Data section:

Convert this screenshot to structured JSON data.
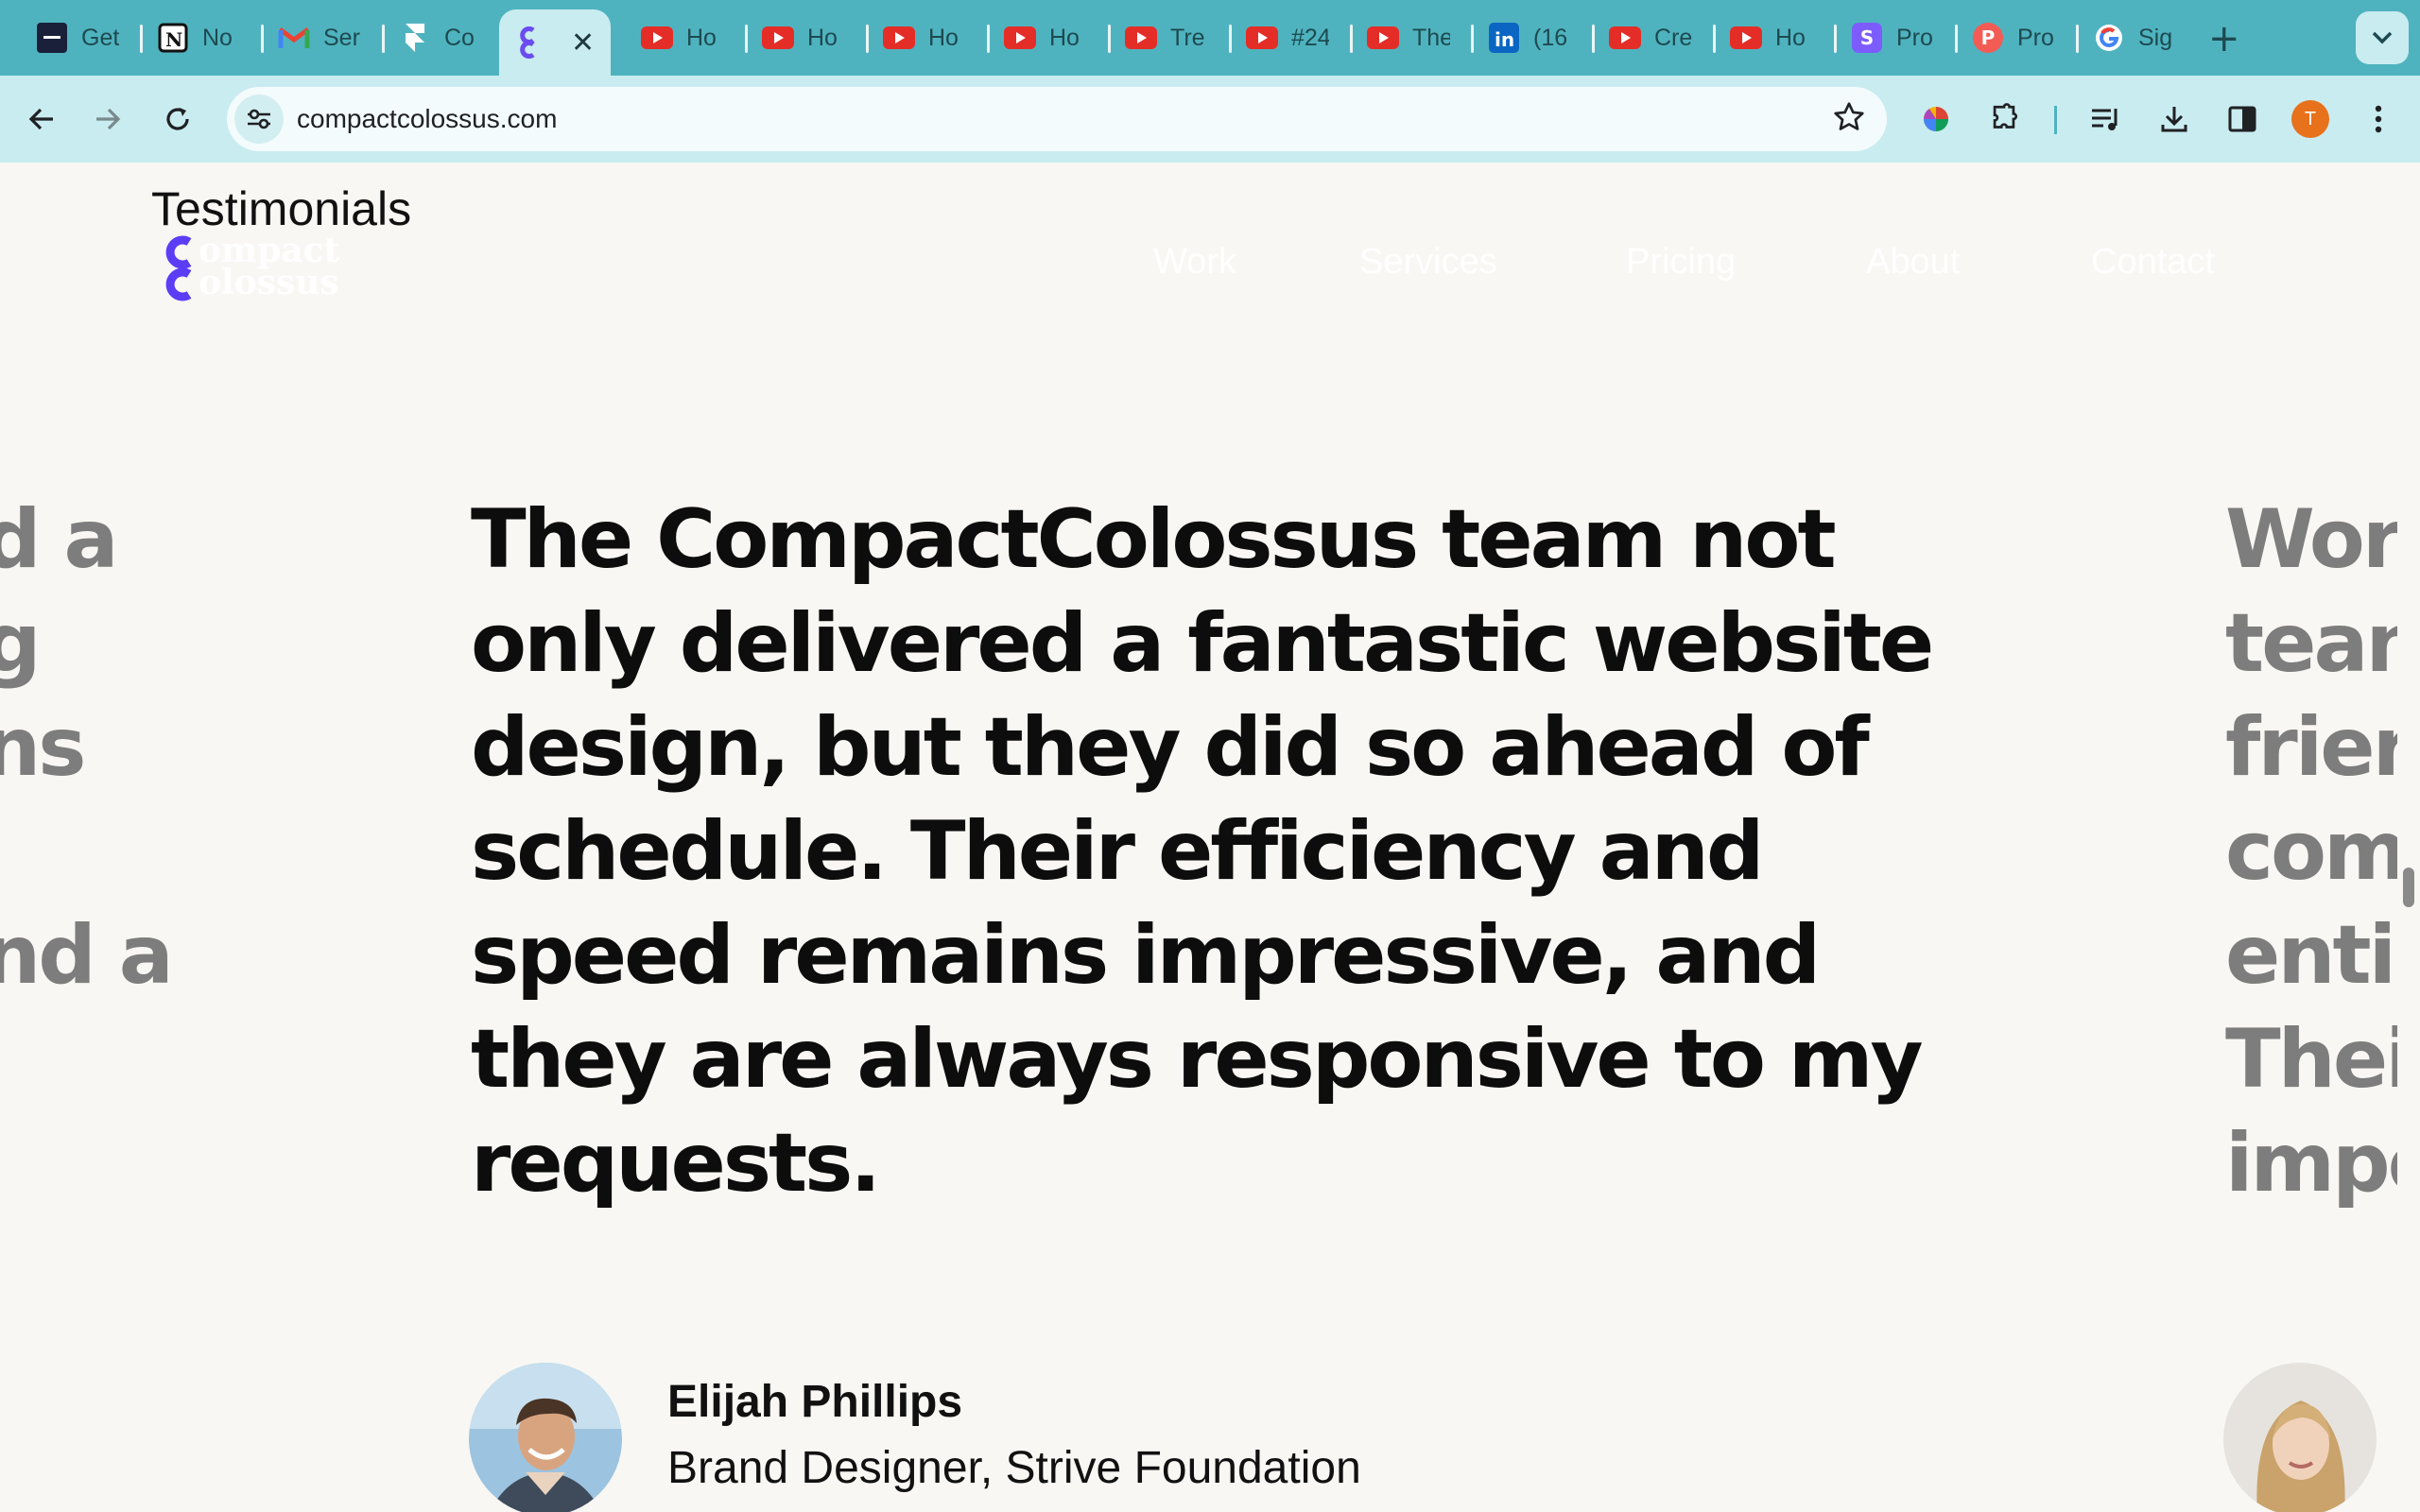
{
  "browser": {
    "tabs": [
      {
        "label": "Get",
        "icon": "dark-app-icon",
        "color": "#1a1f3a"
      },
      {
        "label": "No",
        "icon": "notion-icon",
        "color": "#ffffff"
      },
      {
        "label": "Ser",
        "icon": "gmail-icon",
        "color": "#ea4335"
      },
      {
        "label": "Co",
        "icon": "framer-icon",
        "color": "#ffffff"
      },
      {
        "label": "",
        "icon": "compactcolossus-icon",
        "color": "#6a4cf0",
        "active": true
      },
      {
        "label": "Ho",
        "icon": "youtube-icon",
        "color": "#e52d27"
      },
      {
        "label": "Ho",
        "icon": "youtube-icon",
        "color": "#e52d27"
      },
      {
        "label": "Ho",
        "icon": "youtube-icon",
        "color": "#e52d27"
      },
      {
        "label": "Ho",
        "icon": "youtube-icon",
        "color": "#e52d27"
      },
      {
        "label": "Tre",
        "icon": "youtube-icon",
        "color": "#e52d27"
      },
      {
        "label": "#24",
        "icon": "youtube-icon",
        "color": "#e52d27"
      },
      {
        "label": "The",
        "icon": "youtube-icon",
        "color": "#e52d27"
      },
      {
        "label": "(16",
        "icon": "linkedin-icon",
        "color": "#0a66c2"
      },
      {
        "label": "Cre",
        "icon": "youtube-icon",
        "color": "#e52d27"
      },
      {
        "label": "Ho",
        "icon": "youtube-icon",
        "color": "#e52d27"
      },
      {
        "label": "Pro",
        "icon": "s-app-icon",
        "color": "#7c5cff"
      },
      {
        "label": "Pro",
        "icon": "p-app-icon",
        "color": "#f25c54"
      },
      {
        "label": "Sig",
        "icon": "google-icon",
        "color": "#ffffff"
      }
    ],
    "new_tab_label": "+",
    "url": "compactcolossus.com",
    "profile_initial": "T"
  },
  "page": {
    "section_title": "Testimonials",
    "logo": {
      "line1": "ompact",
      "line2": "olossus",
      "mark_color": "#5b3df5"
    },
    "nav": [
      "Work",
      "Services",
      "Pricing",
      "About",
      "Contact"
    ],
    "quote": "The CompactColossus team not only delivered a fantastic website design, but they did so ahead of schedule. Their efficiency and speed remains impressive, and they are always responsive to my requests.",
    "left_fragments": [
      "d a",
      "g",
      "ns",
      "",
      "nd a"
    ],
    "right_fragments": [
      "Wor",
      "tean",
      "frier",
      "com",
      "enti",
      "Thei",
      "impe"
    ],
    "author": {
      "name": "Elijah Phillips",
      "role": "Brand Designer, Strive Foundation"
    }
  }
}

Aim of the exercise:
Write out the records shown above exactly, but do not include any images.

Result for this task:
Convert this screenshot to structured JSON data.
{
  "browser": {
    "tabs": [
      {
        "label": "Get",
        "icon": "dark-app-icon",
        "color": "#1a1f3a"
      },
      {
        "label": "No",
        "icon": "notion-icon",
        "color": "#ffffff"
      },
      {
        "label": "Ser",
        "icon": "gmail-icon",
        "color": "#ea4335"
      },
      {
        "label": "Co",
        "icon": "framer-icon",
        "color": "#ffffff"
      },
      {
        "label": "",
        "icon": "compactcolossus-icon",
        "color": "#6a4cf0",
        "active": true
      },
      {
        "label": "Ho",
        "icon": "youtube-icon",
        "color": "#e52d27"
      },
      {
        "label": "Ho",
        "icon": "youtube-icon",
        "color": "#e52d27"
      },
      {
        "label": "Ho",
        "icon": "youtube-icon",
        "color": "#e52d27"
      },
      {
        "label": "Ho",
        "icon": "youtube-icon",
        "color": "#e52d27"
      },
      {
        "label": "Tre",
        "icon": "youtube-icon",
        "color": "#e52d27"
      },
      {
        "label": "#24",
        "icon": "youtube-icon",
        "color": "#e52d27"
      },
      {
        "label": "The",
        "icon": "youtube-icon",
        "color": "#e52d27"
      },
      {
        "label": "(16",
        "icon": "linkedin-icon",
        "color": "#0a66c2"
      },
      {
        "label": "Cre",
        "icon": "youtube-icon",
        "color": "#e52d27"
      },
      {
        "label": "Ho",
        "icon": "youtube-icon",
        "color": "#e52d27"
      },
      {
        "label": "Pro",
        "icon": "s-app-icon",
        "color": "#7c5cff"
      },
      {
        "label": "Pro",
        "icon": "p-app-icon",
        "color": "#f25c54"
      },
      {
        "label": "Sig",
        "icon": "google-icon",
        "color": "#ffffff"
      }
    ],
    "new_tab_label": "+",
    "url": "compactcolossus.com",
    "profile_initial": "T"
  },
  "page": {
    "section_title": "Testimonials",
    "logo": {
      "line1": "ompact",
      "line2": "olossus",
      "mark_color": "#5b3df5"
    },
    "nav": [
      "Work",
      "Services",
      "Pricing",
      "About",
      "Contact"
    ],
    "quote": "The CompactColossus team not only delivered a fantastic website design, but they did so ahead of schedule. Their efficiency and speed remains impressive, and they are always responsive to my requests.",
    "left_fragments": [
      "d a",
      "g",
      "ns",
      "",
      "nd a"
    ],
    "right_fragments": [
      "Wor",
      "tean",
      "frier",
      "com",
      "enti",
      "Thei",
      "impe"
    ],
    "author": {
      "name": "Elijah Phillips",
      "role": "Brand Designer, Strive Foundation"
    }
  }
}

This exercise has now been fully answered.